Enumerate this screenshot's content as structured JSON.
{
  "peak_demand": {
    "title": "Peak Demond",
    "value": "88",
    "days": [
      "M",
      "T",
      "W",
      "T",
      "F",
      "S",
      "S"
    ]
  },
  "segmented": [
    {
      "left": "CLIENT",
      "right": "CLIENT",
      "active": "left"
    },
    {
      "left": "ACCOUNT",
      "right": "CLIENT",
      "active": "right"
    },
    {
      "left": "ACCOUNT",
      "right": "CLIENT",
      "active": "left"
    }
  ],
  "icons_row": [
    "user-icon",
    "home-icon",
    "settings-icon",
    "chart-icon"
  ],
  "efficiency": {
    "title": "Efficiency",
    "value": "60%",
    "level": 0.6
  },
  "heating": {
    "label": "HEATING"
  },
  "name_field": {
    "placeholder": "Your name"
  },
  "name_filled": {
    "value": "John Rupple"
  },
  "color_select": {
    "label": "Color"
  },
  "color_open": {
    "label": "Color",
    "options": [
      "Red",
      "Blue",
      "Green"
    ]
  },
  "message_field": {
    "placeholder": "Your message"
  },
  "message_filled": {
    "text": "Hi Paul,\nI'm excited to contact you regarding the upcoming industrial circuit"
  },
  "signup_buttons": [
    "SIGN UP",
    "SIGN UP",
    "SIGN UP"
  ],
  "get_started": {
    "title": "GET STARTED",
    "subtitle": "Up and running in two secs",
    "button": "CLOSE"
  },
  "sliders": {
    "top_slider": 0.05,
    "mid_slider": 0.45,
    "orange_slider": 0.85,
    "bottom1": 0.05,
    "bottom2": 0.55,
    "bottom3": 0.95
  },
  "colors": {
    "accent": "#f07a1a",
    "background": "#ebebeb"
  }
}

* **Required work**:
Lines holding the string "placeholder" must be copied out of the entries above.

* **Task result**:
    "placeholder": "Your name"
    "placeholder": "Your message"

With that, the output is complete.